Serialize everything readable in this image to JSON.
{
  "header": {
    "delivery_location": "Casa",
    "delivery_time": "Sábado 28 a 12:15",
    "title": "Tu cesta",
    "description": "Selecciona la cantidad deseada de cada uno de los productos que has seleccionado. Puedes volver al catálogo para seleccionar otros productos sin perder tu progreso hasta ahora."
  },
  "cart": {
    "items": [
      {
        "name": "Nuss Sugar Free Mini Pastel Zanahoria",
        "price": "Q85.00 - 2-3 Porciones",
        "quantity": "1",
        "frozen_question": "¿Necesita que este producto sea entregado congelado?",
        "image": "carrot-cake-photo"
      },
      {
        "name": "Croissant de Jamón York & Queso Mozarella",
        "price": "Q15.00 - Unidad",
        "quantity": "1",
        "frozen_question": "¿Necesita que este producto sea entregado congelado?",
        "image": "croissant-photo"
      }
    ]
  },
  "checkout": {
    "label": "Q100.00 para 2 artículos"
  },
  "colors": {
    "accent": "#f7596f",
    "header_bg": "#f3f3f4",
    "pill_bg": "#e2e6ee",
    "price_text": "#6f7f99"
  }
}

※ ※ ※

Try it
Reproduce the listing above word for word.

Solution to this exercise
Serialize everything readable in this image to JSON.
{
  "header": {
    "delivery_location": "Casa",
    "delivery_time": "Sábado 28 a 12:15",
    "title": "Tu cesta",
    "description": "Selecciona la cantidad deseada de cada uno de los productos que has seleccionado. Puedes volver al catálogo para seleccionar otros productos sin perder tu progreso hasta ahora."
  },
  "cart": {
    "items": [
      {
        "name": "Nuss Sugar Free Mini Pastel Zanahoria",
        "price": "Q85.00 - 2-3 Porciones",
        "quantity": "1",
        "frozen_question": "¿Necesita que este producto sea entregado congelado?",
        "image": "carrot-cake-photo"
      },
      {
        "name": "Croissant de Jamón York & Queso Mozarella",
        "price": "Q15.00 - Unidad",
        "quantity": "1",
        "frozen_question": "¿Necesita que este producto sea entregado congelado?",
        "image": "croissant-photo"
      }
    ]
  },
  "checkout": {
    "label": "Q100.00 para 2 artículos"
  },
  "colors": {
    "accent": "#f7596f",
    "header_bg": "#f3f3f4",
    "pill_bg": "#e2e6ee",
    "price_text": "#6f7f99"
  }
}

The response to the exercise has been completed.